The measurements are not log transformed because scope for growth can be negative and because the data are approximately normally distributed on the untransformed scale. Consequently, all models are of temporal changes on the original scale. Further, low scope for growth indicates unhealthy organisms, so status is assessed using the *lower* one-sided 95% confidence limit on the fitted mean scope for growth in the most recent monitoring year. As the data have not been transformed before modelling, the lower confidence limit is compared directly to the assessment criteria; i.e. there is no need for any back-transformation.

**Neutral red retention time, lysosomal labilisation period**

The measurements are ordinal (they only take a discrete set of ordered values) and should be modelled using a cumulative link mixed model. However, at present no time series has more than two years of data, so such methods have not yet been implemented. Instead, an ad-hoc assessment of status is made by calculating the mean measurement each year and comparing this value (1 year of data) or the maximum of the two values (2 years of data) to the assessment criteria. High values indicate healthy organisms.

**Comet assay**

The measurements are proportions and should be modelled assuming they have a beta-binomial (or quasi-binomial) distribution. However, at present no time series has more than two years of data, so such methods have not yet been implemented. Instead, an ad-hoc assessment of status is made by calculating the mean proportion each year and comparing this value (1 year of data) or the maximum of the two values (2 years of data) to the assessment criteria.

**Micronucleus assay**

The measurements are proportions and should be modelled assuming they have a binomial distribution. However, at present no time series has more than two years of data, so such methods have not yet been implemented. Instead, an ad-hoc assessment of status is made by calculating the weighted mean proportion each year (weighted by the total number of cells) and comparing this value (1 year of data) or the maximum of the two values (2 years of data) to the assessment criteria.

**Stress on stress**
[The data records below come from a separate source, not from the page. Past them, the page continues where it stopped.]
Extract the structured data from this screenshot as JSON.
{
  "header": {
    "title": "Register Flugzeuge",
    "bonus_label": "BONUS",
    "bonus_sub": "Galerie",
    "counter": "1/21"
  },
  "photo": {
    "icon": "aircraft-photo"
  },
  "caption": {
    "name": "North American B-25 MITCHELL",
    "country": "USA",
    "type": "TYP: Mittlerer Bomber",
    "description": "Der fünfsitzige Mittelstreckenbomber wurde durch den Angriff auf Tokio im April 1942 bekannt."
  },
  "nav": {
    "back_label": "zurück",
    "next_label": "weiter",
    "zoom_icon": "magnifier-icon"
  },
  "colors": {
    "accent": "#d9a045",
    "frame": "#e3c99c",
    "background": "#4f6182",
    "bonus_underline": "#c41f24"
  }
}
The measurements are survival times (in days) and should be modelled assuming they have a discrete distribution appropriate for survival analysis. However, at present no time series has more than two years of data, so such methods have not yet been implemented. Instead, an ad-hoc assessment of status is made by calculating the mean survival time each year (weighted by the total number of cells) and comparing this value (1 year of data) or the maximum of the two values (2 years of data) to the assessment criteria. High values indicate healthy organisms.